MANILA, March 29, 2015—Following the controversy faced by Sto. Niño Parochial School (SNPS), its alumni issued a statement on Sunday, March 29, expressing their “full support” to their alma mater, noting that it has “provided excellent Catholic education to the youth” for the past five decades.
“We, alumni of SNPS, issue this statement to express our full support to our beloved Alma Mater, its administration, faculty, and staff, amid uncalled-for attacks on an educational institution that has strived to build a good reputation for the past five decades,” SPNS alumni said in a statement.
SPNS has been criticized recently for stopping high school salutatorian Krisel Mallari from delivering her speech during the school’s graduation rites in Quezon City last March 21.
Not knowledge, but character
In her speech, Mallari criticized the grading policies of the school and insinuated that she should have graduated batch valedictorian.
“With each year that passed by, I studied so hard in school, I believed in fair competition. Towards the end of this school year, I was just a step away from the finish line, but the red lace that will symbolize my success was gone—or was it intentionally taken?” Mallari said in Filipino.
Alumni of SPNS noted the importance of character in the lives of the faithful, stressing that it is an important aspect of one’s well-being, as compared with theoretical knowledge quantified through grades.
“One lasting lesson that has remained with us SNPS alumni is that, ‘The essential thing is not knowledge, but character.’ (Joseph Le Conte),” they said.
“As working professionals in various fields, we know that character is as important, if not more important, than the numbers on the report card. And as parents ourselves, we acknowledge that teachers function as second parents, responsible for the behavior of minors under their care,” they added.
Former students of SPNS testified on how their alma mater “provided excellent Catholic education to the youth” for nearly 50 years.
“We have witnessed how SNPS, like the grain of mustard seed in the [Gospel] Parables, has grown from a humble primary school established by Msgr. Miguel P. Nuguid and a group of pioneer teachers in 1967, to one of the leading K to 12 schools in the Diocese of Cubao Educational System,” they said.

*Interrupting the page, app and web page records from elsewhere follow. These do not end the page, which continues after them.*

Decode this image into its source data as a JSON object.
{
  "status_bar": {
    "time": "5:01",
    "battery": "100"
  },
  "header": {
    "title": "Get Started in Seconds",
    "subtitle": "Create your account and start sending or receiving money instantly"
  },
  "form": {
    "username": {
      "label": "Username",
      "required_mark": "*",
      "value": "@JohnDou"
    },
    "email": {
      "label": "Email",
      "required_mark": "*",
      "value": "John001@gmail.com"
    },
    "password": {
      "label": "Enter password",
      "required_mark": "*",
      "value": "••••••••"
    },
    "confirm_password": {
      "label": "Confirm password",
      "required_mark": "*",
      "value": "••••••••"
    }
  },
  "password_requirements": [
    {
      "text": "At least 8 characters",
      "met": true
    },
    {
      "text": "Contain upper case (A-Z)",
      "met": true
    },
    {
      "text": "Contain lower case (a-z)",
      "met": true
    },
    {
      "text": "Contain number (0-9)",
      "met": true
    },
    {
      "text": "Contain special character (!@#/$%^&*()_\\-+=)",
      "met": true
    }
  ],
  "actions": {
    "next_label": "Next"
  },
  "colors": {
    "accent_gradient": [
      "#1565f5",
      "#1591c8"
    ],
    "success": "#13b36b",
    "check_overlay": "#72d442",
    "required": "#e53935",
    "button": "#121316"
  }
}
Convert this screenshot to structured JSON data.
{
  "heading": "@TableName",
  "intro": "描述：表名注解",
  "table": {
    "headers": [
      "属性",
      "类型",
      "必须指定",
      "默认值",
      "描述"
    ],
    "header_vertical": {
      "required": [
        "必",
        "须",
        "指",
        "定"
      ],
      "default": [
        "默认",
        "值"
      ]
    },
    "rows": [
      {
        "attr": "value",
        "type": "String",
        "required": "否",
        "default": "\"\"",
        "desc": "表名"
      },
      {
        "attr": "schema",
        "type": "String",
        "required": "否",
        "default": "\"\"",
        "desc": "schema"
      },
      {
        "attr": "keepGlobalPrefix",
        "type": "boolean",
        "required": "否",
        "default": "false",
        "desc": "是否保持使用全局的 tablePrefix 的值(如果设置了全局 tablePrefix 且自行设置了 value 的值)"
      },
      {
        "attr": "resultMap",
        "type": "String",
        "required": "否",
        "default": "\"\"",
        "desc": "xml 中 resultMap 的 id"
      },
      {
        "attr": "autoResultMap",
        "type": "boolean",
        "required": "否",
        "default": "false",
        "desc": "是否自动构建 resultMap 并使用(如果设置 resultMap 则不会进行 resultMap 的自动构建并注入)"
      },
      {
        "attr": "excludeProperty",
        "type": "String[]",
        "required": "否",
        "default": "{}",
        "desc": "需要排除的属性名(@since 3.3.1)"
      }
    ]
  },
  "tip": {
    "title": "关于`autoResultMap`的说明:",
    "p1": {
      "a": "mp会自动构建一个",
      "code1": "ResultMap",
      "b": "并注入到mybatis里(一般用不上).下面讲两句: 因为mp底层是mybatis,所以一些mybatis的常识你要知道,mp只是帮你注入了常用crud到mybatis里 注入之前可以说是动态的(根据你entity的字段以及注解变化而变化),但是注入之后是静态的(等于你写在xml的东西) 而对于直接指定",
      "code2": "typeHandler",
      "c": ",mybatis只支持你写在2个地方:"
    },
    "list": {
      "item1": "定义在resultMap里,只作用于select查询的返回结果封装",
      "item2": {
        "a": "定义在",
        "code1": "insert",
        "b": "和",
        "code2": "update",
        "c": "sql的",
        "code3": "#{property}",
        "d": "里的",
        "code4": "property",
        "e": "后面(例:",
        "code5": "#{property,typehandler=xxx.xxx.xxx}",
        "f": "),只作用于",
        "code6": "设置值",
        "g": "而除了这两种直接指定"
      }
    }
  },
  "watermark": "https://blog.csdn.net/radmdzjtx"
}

“We seek the assistance of our dear Sto. Niño, our Help and Savior, to boost the morale of the SNPS community in this trying, but ultimately fleeting, episode. May all SNPS graduates, like the Child Jesus, ‘[increase] in wisdom and in stature, and in favor before God and man’,” they added. (Jennifer M. Orillaza/CBCP News)